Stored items

== Segment start ==

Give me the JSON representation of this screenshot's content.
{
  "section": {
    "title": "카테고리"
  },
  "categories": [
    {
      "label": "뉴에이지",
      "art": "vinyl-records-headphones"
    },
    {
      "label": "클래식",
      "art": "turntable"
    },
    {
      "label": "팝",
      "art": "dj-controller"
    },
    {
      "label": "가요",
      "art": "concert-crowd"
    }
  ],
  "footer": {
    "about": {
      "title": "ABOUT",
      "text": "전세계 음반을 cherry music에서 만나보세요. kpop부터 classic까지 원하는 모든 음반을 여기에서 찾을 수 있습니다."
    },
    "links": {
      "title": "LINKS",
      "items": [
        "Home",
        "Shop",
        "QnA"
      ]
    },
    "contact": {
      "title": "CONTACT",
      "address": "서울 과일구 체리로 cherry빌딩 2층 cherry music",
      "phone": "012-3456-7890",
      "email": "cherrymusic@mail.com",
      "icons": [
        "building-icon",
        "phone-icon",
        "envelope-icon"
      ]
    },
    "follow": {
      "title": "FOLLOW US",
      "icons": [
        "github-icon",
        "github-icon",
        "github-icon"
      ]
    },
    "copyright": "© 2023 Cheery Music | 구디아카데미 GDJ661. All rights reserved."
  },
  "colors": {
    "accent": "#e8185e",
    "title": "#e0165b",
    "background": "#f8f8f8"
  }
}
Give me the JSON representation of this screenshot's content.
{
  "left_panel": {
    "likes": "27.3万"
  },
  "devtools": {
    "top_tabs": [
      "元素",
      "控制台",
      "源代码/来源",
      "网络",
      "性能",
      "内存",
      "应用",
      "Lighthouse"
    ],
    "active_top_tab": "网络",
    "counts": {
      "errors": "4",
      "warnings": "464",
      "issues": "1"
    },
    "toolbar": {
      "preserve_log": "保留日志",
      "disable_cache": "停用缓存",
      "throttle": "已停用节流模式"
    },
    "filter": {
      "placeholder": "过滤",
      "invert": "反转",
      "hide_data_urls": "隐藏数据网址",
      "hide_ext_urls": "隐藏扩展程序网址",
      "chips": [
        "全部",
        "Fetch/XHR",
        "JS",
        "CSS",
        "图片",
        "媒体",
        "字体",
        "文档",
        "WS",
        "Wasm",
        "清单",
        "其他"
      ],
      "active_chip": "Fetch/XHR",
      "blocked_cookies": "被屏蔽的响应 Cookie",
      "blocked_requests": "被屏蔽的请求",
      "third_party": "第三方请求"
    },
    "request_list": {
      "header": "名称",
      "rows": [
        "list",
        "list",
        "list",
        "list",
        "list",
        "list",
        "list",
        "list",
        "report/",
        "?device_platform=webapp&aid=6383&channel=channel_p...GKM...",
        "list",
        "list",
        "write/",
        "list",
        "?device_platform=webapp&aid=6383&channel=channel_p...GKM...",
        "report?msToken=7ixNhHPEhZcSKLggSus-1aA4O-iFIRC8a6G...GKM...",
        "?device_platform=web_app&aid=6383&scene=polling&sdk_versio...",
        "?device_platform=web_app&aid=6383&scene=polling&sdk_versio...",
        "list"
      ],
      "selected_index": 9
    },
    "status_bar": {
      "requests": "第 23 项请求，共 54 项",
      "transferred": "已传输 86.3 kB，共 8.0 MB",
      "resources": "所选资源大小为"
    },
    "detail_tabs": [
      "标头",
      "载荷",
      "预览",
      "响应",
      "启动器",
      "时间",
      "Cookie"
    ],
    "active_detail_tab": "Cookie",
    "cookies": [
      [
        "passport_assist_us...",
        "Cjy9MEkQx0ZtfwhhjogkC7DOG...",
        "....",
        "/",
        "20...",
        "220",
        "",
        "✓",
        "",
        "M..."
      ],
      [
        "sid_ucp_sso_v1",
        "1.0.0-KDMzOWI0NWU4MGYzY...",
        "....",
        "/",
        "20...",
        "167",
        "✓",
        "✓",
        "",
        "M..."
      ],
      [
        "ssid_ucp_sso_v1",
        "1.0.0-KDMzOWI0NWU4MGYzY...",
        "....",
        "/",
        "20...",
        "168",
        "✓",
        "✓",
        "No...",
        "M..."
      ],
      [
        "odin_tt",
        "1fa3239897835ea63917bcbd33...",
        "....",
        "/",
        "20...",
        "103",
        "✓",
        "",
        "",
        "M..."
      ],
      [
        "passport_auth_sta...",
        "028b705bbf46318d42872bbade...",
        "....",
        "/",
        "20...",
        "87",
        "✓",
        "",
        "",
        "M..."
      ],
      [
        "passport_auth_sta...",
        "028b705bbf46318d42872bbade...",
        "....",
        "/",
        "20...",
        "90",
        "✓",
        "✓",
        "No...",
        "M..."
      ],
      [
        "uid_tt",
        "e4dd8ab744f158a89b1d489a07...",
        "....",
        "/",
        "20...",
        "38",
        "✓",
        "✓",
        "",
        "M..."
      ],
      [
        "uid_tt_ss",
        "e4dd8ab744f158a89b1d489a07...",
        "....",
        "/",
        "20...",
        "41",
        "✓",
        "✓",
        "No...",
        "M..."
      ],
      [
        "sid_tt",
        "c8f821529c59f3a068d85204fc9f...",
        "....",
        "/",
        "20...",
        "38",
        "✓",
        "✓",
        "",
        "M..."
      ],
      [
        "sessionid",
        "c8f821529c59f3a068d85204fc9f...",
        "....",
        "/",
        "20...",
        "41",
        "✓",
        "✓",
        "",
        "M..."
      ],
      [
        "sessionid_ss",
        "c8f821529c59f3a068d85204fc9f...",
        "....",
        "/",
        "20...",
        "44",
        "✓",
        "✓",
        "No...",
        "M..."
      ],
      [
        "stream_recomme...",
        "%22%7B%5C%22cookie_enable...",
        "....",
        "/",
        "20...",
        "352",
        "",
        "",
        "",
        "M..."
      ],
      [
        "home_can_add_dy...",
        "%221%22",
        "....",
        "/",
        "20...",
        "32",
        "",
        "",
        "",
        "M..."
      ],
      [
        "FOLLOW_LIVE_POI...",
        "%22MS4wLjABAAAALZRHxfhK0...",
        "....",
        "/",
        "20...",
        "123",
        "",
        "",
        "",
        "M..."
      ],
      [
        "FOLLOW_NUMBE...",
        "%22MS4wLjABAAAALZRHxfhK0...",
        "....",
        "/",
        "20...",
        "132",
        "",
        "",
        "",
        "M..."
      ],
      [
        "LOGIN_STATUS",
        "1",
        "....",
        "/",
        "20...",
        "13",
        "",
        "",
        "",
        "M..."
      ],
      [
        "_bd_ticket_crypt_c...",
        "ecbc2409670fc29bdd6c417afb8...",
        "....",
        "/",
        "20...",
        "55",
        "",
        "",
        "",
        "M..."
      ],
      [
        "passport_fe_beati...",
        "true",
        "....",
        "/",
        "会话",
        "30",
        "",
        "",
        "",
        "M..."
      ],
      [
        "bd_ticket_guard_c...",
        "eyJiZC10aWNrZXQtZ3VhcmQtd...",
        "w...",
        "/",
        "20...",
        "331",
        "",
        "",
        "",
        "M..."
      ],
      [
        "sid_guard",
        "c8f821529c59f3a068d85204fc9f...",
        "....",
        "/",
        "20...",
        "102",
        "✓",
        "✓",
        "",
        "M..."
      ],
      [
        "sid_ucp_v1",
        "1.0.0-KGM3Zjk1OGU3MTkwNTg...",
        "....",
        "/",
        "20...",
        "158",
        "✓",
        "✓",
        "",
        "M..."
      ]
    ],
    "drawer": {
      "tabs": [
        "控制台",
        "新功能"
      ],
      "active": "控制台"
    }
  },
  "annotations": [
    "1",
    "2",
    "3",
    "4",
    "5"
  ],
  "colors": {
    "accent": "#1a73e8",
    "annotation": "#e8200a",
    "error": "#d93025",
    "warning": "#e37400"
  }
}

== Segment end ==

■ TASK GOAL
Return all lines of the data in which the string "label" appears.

■ SOLUTION BELOW
      "label": "뉴에이지",
      "label": "클래식",
      "label": "팝",
      "label": "가요",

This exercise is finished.